However, when I first heard their 2011 output "Imaginaerum", something was amiss. Something just didn't quite click. And I couldn't say why. Because the elements where all there, the necessary parts all in place. There were the big choirs, the intricate orchestration, the touching melodies, the sombre lyrics. Also the vocal work of Anette Olzon (who I am not a big fan of in the live situation) is decent on the studio recording. But still, something seems to be missing. And I can't help but feel that it's simply the "heart" that's gone missing here.
Over the stretch of the entire album, most of the songs just seem as though they were conceived purely by composer Tuomas Holopainen "going through the motions". Somehow it seems as though he just wrote several "parts that sound like Nightwish sounds", and then he put them together, seemingly at random. What that gets you at the end of the day is by no means a bad album, as Tuomas Holopainen knows exactly what he's doing, but it also doesn't give you a great album. You don't get an "Oceanborn". You don't get a "Once". You just get a watered-down version of "Dark Passion Play", delivered rather listlessly at times, devoid of much of the magic that would capture a listener on the more commanding records such as Nightwish's opus magnum, "Once".
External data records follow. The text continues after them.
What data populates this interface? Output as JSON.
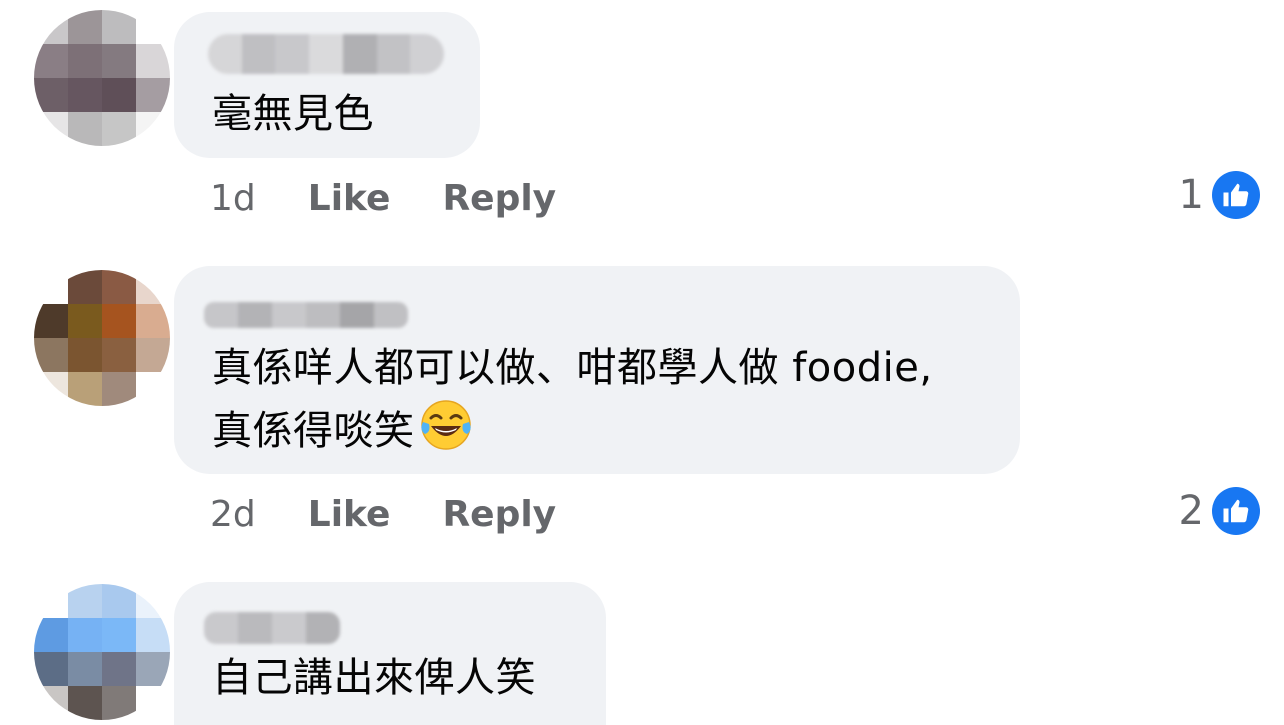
{
  "comments": [
    {
      "text": "毫無見色",
      "time": "1d",
      "like_label": "Like",
      "reply_label": "Reply",
      "reaction_count": "1",
      "reaction_icon": "thumbs-up-icon"
    },
    {
      "text_line1": "真係咩人都可以做、咁都學人做 foodie,",
      "text_line2": "真係得啖笑",
      "emoji": "laughing-tears-emoji",
      "time": "2d",
      "like_label": "Like",
      "reply_label": "Reply",
      "reaction_count": "2",
      "reaction_icon": "thumbs-up-icon"
    },
    {
      "text": "自己講出來俾人笑"
    }
  ],
  "colors": {
    "bubble": "#f0f2f5",
    "meta_text": "#65676b",
    "like_blue": "#1877f2"
  }
}
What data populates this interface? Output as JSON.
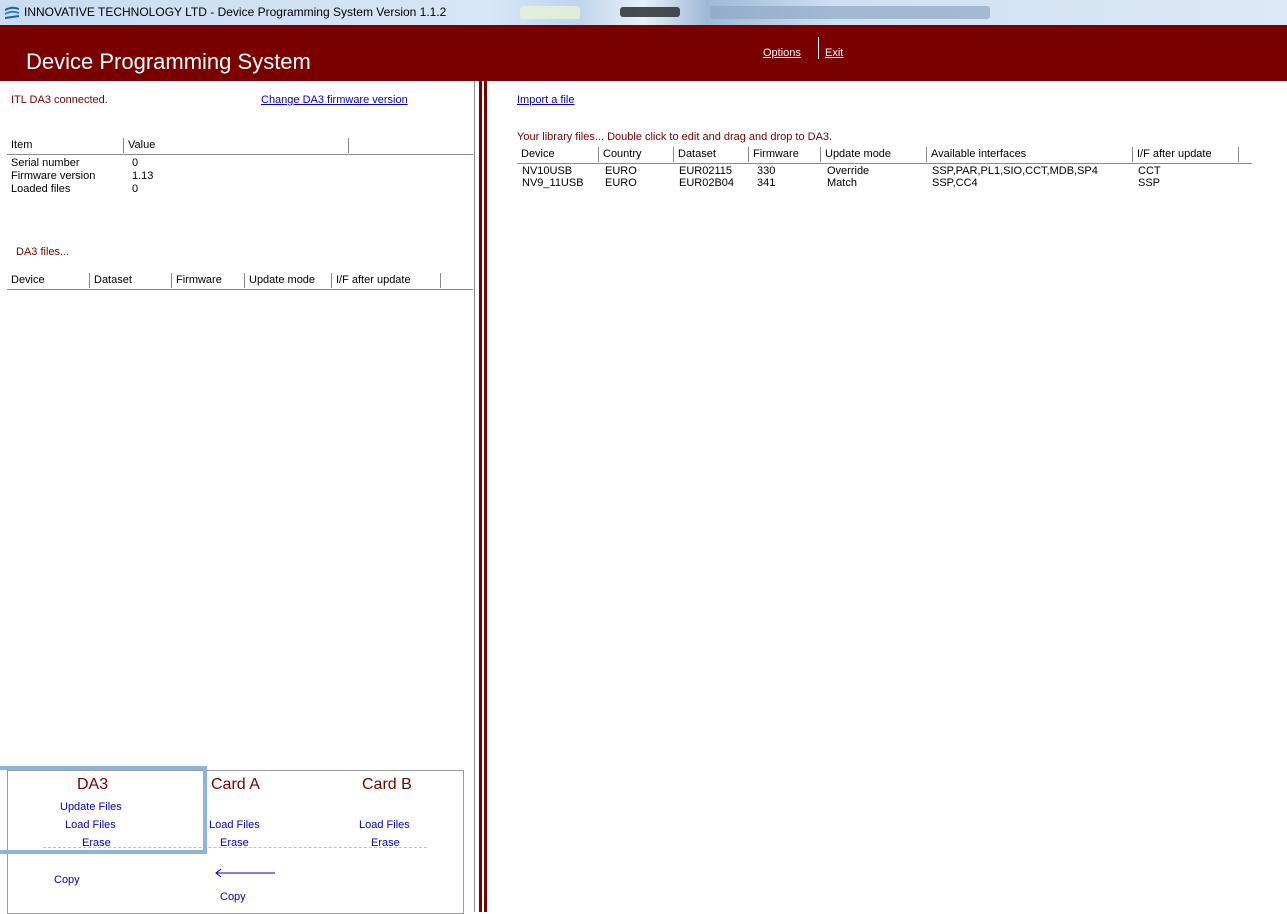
{
  "window": {
    "title": "INNOVATIVE TECHNOLOGY LTD  -  Device Programming System  Version 1.1.2"
  },
  "header": {
    "app_title": "Device Programming System",
    "options": "Options",
    "exit": "Exit",
    "bg_color": "#7a0000"
  },
  "left": {
    "status": "ITL DA3 connected.",
    "change_firmware": "Change DA3 firmware version",
    "info_columns": [
      "Item",
      "Value"
    ],
    "info_rows": [
      {
        "item": "Serial number",
        "value": "0"
      },
      {
        "item": "Firmware version",
        "value": "1.13"
      },
      {
        "item": "Loaded files",
        "value": "0"
      }
    ],
    "da3_files_label": "DA3 files...",
    "da3_columns": [
      "Device",
      "Dataset",
      "Firmware",
      "Update mode",
      "I/F after update"
    ]
  },
  "bottom": {
    "da3": {
      "title": "DA3",
      "update": "Update Files",
      "load": "Load Files",
      "erase": "Erase"
    },
    "card_a": {
      "title": "Card A",
      "load": "Load Files",
      "erase": "Erase"
    },
    "card_b": {
      "title": "Card B",
      "load": "Load Files",
      "erase": "Erase"
    },
    "copy_left": "Copy",
    "copy_arrow": "Copy"
  },
  "right": {
    "import": "Import a file",
    "library_label": "Your library files...  Double click to edit and drag and drop to DA3.",
    "columns": [
      "Device",
      "Country",
      "Dataset",
      "Firmware",
      "Update mode",
      "Available interfaces",
      "I/F after update"
    ],
    "rows": [
      [
        "NV10USB",
        "EURO",
        "EUR02115",
        "330",
        "Override",
        "SSP,PAR,PL1,SIO,CCT,MDB,SP4",
        "CCT"
      ],
      [
        "NV9_11USB",
        "EURO",
        "EUR02B04",
        "341",
        "Match",
        "SSP,CC4",
        "SSP"
      ]
    ]
  }
}
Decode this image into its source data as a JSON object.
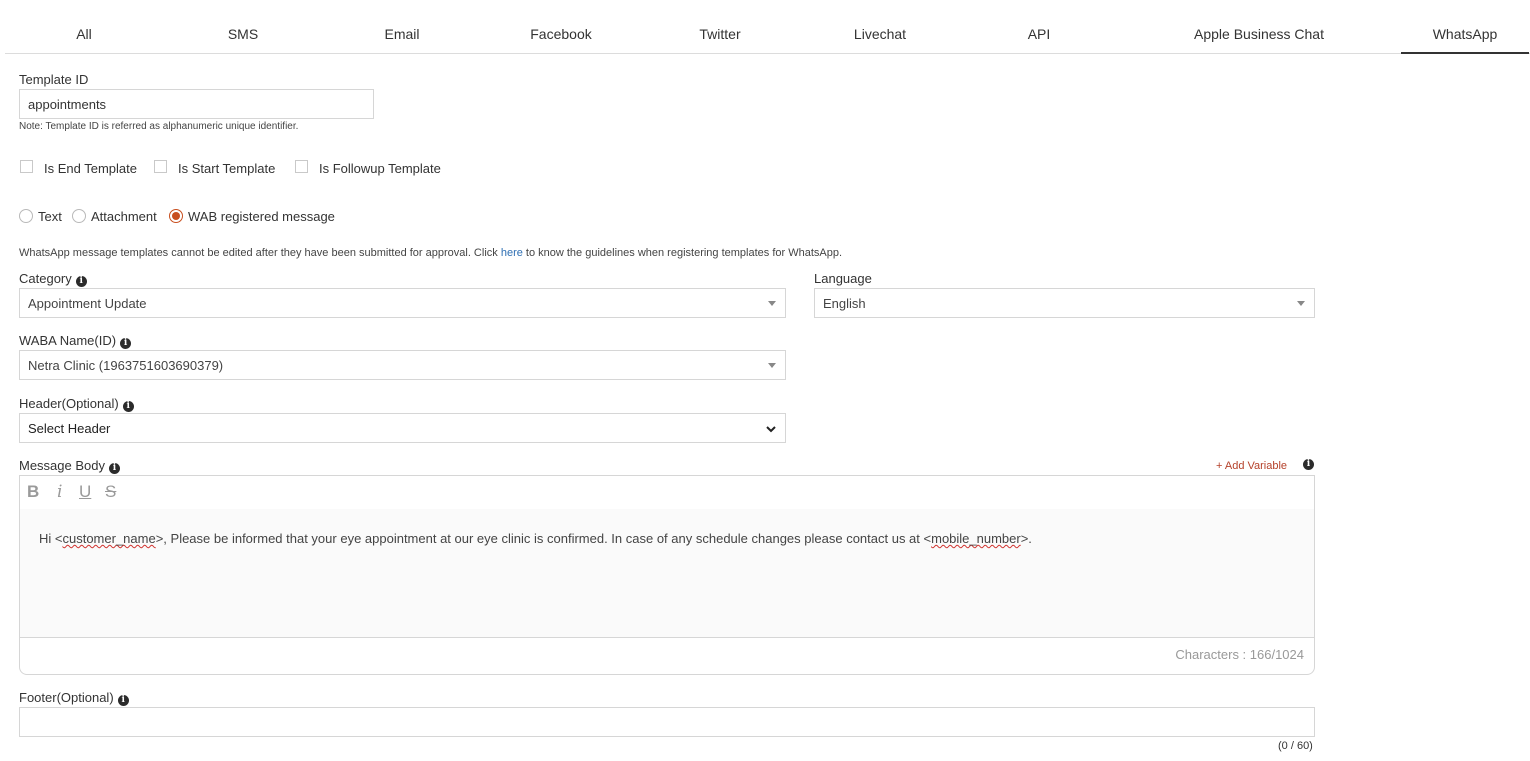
{
  "tabs": [
    {
      "label": "All"
    },
    {
      "label": "SMS"
    },
    {
      "label": "Email"
    },
    {
      "label": "Facebook"
    },
    {
      "label": "Twitter"
    },
    {
      "label": "Livechat"
    },
    {
      "label": "API"
    },
    {
      "label": "Apple Business Chat"
    },
    {
      "label": "WhatsApp"
    }
  ],
  "template_id": {
    "label": "Template ID",
    "value": "appointments",
    "note": "Note: Template ID is referred as alphanumeric unique identifier."
  },
  "checkboxes": [
    {
      "label": "Is End Template",
      "checked": false
    },
    {
      "label": "Is Start Template",
      "checked": false
    },
    {
      "label": "Is Followup Template",
      "checked": false
    }
  ],
  "message_types": [
    {
      "label": "Text",
      "selected": false
    },
    {
      "label": "Attachment",
      "selected": false
    },
    {
      "label": "WAB registered message",
      "selected": true
    }
  ],
  "guideline": {
    "before": "WhatsApp message templates cannot be edited after they have been submitted for approval. Click ",
    "link": "here",
    "after": " to know the guidelines when registering templates for WhatsApp."
  },
  "category": {
    "label": "Category",
    "value": "Appointment Update"
  },
  "language": {
    "label": "Language",
    "value": "English"
  },
  "waba": {
    "label": "WABA Name(ID)",
    "value": "Netra Clinic (1963751603690379)"
  },
  "header": {
    "label": "Header(Optional)",
    "value": "Select Header"
  },
  "message_body": {
    "label": "Message Body",
    "add_variable": "+ Add Variable",
    "toolbar": {
      "bold": "B",
      "italic": "i",
      "underline": "U",
      "strike": "S"
    },
    "text": {
      "p1": "Hi <",
      "var1": "customer_name",
      "p2": ">, Please be informed that your eye appointment at our eye clinic is confirmed. In case of any schedule changes please contact us at <",
      "var2": "mobile_number",
      "p3": ">."
    },
    "counter": "Characters : 166/1024"
  },
  "footer": {
    "label": "Footer(Optional)",
    "value": "",
    "counter": "(0 / 60)"
  },
  "colors": {
    "accent": "#c84f1f",
    "link": "#2f6fb3",
    "add_variable": "#b5412a"
  }
}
Now make no mistake - "Imaginaerum" is by no means a bad album. If any other band had released this record, they would probably be hailed as the new saviours of melodic metal. But this is Nightwish we are talking about here, and they have raised the bar so very high for themselves, it will be nigh impossible for them to truly deliver a masterpiece that will ever meet all the expectations. "Imaginaerum" falls short of that on several accounts: For where the single "Storytime" still fits nicely in the tradition of earlier singles such as the aforementioned "Nemo" and "Amaranth", the overlong track "Song of Myself" is nowhere near the league of "Ghost Love Score", "FantasMic" or "Dark Passion Play"; the tedious narration towards its end may reflect a very personal side of Tuomas, but, simply put, it's just completely uninteresting to the listener.
Of course Nightwish manage to deliver some great songs and nice melodies on this album as well: "I want my Tears back" is reminiscent of the pounding "Wish I Had An Angel", "Scaretale" features some of the best vocal work from singer Anette to date, and "Last Ride of the Day", arguably the best song of the album, has developed into the new final encore at Nightwish's live shows. On the other hand, we get tracks like the slow and jazzy "Slow, Love, Slow" that seems out of place, the slightly annoying "Ghost River" with it's "Ain't talkin' bout Love"-like Riff, the already mentioned unlucky attempt of an epic in "Song of Myself" and a rather bland slower tack in "Rest Calm". Sure, Nightwish try here - but maybe they try too hard. Maybe they want to do something differently too badly, or maybe they just do what's expected of them too much at other times; at the end of the day, "Imaginaerum" just doesn't work well all the way through. Parts are great, as was to be expected, and the production is top notch - but it just doesn't touch the grandeur of "Once" or "Dark Passion Play" at any moment. It's a nice album for Nightwish, but nothing more. Fans will certainly enjoy it, and there are definitely less appealing records out there; but it didn't end up the ingenious masterstroke many of us were expecting. Maybe the material will work better in the context of the movie it was meant as a soundtrack for, but this still remains to be seen. As a stand-alone album, it doesn't let Nightwish live up to their full potential.